That’s the moral dilemma Pittsburgh Steelers linebacker James Harrison Jr. is currently facing for his beloved Pit bull dog named Patron. The dog attacked his 2-year-old son, the boy’s mother and another person in their home last week.
The dog is currently in quarantine for 10 days at the Animal Control of McKees Rocks, PA. He’s due to be euthanized at the end of the quarantine period, but Harrison is trying to find a way to save his dog from being “put down.” Here is the sequence of events that led to this tragedy.
Two-year-old James Harrison III was bitten on the thigh after his mother let the family dog out of its pen. She was also injured by the dog and a family friend in the home needed three stitches.
The child was taken to Children’s Hospital and stayed there for several days. Luckily the toddler didn’t sustain any permanent harm from his injuries. Doctors worried about muscle or nerve damage from the bite and possible infection.
According to Harrison, Patron attacked after he got upset because the boy was crying. He said, “This dog—it’s the first time in his life he ever did attack… It’s hard. I think what happens, when you try to get away from emotion, which is almost impossible, you have to weigh your responsibilities.”

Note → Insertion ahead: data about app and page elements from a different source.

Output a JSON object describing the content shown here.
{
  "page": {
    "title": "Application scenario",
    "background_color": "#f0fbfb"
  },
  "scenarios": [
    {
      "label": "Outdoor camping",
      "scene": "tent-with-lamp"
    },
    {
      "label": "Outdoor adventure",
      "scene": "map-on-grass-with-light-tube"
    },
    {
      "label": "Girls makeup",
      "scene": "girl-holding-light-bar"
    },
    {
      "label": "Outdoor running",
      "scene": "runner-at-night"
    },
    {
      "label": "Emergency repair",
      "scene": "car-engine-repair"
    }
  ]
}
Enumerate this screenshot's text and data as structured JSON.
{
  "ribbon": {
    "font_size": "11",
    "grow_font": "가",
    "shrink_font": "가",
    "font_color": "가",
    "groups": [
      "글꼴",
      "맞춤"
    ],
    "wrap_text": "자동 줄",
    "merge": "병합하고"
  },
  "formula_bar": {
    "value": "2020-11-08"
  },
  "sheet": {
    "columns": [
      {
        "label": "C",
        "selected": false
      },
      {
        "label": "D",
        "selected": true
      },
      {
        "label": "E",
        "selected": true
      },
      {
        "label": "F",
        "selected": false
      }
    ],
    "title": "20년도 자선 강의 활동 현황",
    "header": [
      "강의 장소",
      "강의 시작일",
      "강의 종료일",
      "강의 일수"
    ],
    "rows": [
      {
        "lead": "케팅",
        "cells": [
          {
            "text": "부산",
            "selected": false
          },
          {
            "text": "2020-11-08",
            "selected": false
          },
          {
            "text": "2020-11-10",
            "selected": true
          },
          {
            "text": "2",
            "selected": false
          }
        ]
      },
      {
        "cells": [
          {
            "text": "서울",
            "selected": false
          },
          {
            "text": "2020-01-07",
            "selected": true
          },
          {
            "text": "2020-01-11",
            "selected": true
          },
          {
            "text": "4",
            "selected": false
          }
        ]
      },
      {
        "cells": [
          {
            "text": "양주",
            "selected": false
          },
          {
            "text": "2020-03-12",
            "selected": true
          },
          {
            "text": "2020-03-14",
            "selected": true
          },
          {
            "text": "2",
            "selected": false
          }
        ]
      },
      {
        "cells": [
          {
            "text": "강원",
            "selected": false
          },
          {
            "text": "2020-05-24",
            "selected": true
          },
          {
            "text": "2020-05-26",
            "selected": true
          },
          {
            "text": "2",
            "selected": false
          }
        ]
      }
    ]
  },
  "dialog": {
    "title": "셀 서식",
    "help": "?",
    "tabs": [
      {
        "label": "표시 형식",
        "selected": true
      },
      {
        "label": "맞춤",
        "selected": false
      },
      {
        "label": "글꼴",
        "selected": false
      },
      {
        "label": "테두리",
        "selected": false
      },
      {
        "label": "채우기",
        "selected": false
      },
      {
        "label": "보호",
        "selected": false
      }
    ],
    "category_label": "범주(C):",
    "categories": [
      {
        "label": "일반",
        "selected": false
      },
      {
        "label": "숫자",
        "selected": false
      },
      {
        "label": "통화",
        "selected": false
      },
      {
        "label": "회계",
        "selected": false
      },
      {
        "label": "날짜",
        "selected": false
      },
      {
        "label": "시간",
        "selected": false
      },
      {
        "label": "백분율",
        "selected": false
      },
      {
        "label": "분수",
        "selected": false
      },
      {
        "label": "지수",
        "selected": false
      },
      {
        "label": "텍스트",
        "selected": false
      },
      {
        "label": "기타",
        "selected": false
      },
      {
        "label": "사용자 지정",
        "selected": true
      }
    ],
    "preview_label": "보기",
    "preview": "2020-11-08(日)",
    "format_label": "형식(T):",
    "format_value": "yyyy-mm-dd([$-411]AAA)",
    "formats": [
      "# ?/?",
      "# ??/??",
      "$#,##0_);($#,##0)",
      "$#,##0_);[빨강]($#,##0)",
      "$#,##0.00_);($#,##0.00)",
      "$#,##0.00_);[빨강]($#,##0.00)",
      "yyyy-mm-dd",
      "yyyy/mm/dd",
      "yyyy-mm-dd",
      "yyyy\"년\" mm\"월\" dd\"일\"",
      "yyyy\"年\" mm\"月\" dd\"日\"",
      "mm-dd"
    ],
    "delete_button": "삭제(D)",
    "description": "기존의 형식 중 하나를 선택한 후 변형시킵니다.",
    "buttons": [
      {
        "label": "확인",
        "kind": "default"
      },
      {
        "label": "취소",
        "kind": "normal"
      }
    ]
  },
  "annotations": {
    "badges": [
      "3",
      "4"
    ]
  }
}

At first Harrison didn’t protest the idea of euthanizing his dog, but now that it looks like the baby will be fine, the NFL player has turned his attention to saving the animal. He is looking at alternative to save Patron’s life. Ideally he would like to see the dog placed in a “home that would provide maximum security.”
This is an excruciating situation for any animal lover because any pet is a capable of biting, but it seems much worse because of all the bad press pit bulls receive. Even if individuals come forward on behalf of Patron, it’s doubtful that the dog will be released directly to another family.
That’s why Harrison’s agent, William Parise, has turned to animal rescue organizations for help, but he isn’t having much luck.
Daisy Balawejder of Hello Buddy a Pittsburgh group that rehabilitates and places pit bulls says, “No reputable rescue organization will take a dog that has bitten a person.” Her group is already overflowing with abandoned pits that don’t have a history of problems with humans and she is having a hard time placing them.
Best Friends Animal Society, the organization that rescued Michael Vick’s fighting pit bulls was also contacted but said space is severely limited.
“Some dogs can be rehabilitated with training,” said Ledy VanKavage, legislative analyst for Best Friends. “But so many healthy dogs are being put down. If we had room, we would [take dogs that bite people], but we’re pretty full. Unfortunately there aren’t enough sanctuaries out there.”
This situation is such a tragedy, but is Harrison shirking his duties as a responsible pet owner? He isn’t asking for help to rehabilitate Patron and have the dog returned to him. He’s looking for someone else, like a rescue group to take responsibility for the dog’s future and unfortunately most organizations are not ready to assume that liability.
It looks like lady luck is looking down on Harrison and Patron because just as I was posting this story a press release was issued that the dog has found a new home with “an unnamed woman who rehabilites pit bull dogs.”
So the crisis has been averted until the next time a celebrity’s dog bites or attacks. But the question still hangs over us: Should dogs that bite be saved, especially if it means that friendly, socialized dogs risk losing their lives instead?
What would you have done if you were in the same situation as NFL player James Harrison Jr.?